The last would-be survivor profiled on the Escape From New York episode is Jay (no last name, smart!), family man/stock trader worried about a second September 11-scale terror attack, possibly using a ‘dirty bomb’.To help him prepare, he enlists the guidance of Shane Hobel of the Mountain Scout Survival School.
If there’s one common thread running through all three of these people’s challenges, it’s one of resiliency. Margaret Ling was in fine physical shape but needed to focus on awareness of her environment and keeping vigilant against possible assailants, as well as finding it within herself to be able to physically harm those assailants in order to survive. Cameron Moore needed a little more physical exercise, but he also had some mental walls to break down—accomplished by ‘acquiring’ a bicycle for better transportation, and adopting a ‘spray first, ask questions later’ with regards to hostile encounters. Jay’s practice escape is no different. As a middle-aged urban man, he’s not as physically fit as he used to be, so undertaking a multi-mile hike on foot is going to challenge his endurance as well as his attitude. This is a good point to stress the pre– part of preparedness. It’s not postparedness for a reason—preparation is something that needs to be done before disaster actually strikes. One shouldn’t wait for a disaster to discover you can’t take it; get off the couch and get out there for some practical exercise. If your bug-in plan relies on heating with wood, don’t say, ‘Oh, I’ll start splitting firewood once things go south’, do it now! If you’re like Jay and are your family rendezvous point is twelve miles away, don’t assume that when disaster strikes you’ll instantly be transformed into a Tarahumaran marathon runner. These things take time, and if you wait until shit goes down, time’s up.
Since Jay is focusing on a dirty bomb attack, his mentor shows him how to use matches to determine wind direction; I’m not sure I buy it. Might as well lick your finger and hold it up in the air. Shane also tells Jay to walk into the wind, in order to get the threat behind him as soon as possible. In other words, late great Mitch Hedberg’s parade theory applied to radiation!:
“If you’re watchin’ a parade, make sure you stand in one spot; don’t follow it, it never changes. And if the parade is boring, run in the opposite direction. You will fast-forward the parade!”

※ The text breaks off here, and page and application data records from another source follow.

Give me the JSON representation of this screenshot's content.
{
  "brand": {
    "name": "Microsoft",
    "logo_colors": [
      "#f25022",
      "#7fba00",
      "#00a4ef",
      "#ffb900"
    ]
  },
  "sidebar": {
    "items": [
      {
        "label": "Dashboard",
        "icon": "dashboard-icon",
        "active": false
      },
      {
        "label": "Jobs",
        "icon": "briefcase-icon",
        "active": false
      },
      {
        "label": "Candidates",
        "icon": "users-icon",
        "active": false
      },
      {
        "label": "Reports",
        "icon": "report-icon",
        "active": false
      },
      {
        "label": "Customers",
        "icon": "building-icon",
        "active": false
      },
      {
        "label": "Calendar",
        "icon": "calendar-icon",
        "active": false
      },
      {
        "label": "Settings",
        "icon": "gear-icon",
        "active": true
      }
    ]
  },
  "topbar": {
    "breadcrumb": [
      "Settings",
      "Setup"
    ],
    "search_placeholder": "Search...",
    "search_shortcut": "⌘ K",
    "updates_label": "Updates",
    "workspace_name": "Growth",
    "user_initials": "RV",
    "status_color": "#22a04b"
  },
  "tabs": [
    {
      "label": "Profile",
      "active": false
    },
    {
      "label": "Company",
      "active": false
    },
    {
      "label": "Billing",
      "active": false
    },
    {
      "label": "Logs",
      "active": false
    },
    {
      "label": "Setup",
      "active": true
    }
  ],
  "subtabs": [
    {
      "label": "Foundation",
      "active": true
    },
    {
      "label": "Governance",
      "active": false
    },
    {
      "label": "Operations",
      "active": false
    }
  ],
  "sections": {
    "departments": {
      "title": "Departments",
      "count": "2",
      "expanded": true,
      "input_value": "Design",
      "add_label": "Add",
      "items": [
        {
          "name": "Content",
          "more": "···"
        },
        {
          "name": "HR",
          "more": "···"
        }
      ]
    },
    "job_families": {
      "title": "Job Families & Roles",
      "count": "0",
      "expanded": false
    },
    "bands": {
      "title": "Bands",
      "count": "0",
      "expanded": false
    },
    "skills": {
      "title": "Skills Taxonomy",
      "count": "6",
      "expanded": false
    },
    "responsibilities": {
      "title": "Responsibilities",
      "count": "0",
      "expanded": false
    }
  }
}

After what I assume is several miles, Jay starts getting tired, so Shane takes him to a public fountain to get a drink. Of course, it’s full of algae and gunk, so Shane uses powdered charcoal and a bandana to filter the water. I don’t really buy that either. We’re told that such a filter method will remove chlorine (more on that in a minute) and sediments, which is all well and good, but it doesn’t kill microorganisms (what you should really worry about)–it just makes nasty water more palatable. The caption tells us that water can also be purified with household bleach, 1/8 teaspoon to a gallon. That’s more like it. Although personally, I prefer 2% tincture of iodine, which isn’t as affected by temperature as chlorine, and can also be used to clean wounds as well as water. To have really safe water, however, I recommend using at least two purification methods, and luckily there are lots of options. Take your pick: chemical solutions (chlorine, iodine), UV (SODIS, SteriPen), boiling, distillation, the list goes on. Once you’ve got the bugs out, then run your H2O through a charcoal filter to improve the taste.
I might’ve missed something, because Shane starts showing Jay a handy medicinal weed: Plantain! Not those starchy banana-things, but a common plant you probably have growing in your yard: plantago. I frequently use it on cuts, as the sap is great at stopping bleeding. But unlike what this guy shows, just crush up or bruise a leaf or two in your hand, don’t chew it up to get the juices out—if you have an open wound, you definitely don’t want mouth germs in it.
I can’t say the techniques this guy demonstrates are great, but it’s more than most folks know; I’m starting to think NatGeo should give Hobel his own show. Doomsday Preppers is great for looking at folks and their various approaches to what they consider survival, but there are certain basics (navigation, what to eat, how to drink, shelter, medicine, and fire-making) that people just don’t know.
In the end, Jay meets up with his family and they drive off to the Hamptons in their SUV. But not to worry, their bug-out vehicle has three bikes on the back rack! Which is AWESOME, as it’s nice to finally see someone thinking practically, sustainably, and survivably.
the next episode next week’s episode is also themed? And it’s superbunkers? Oh boy. Until next time, folks!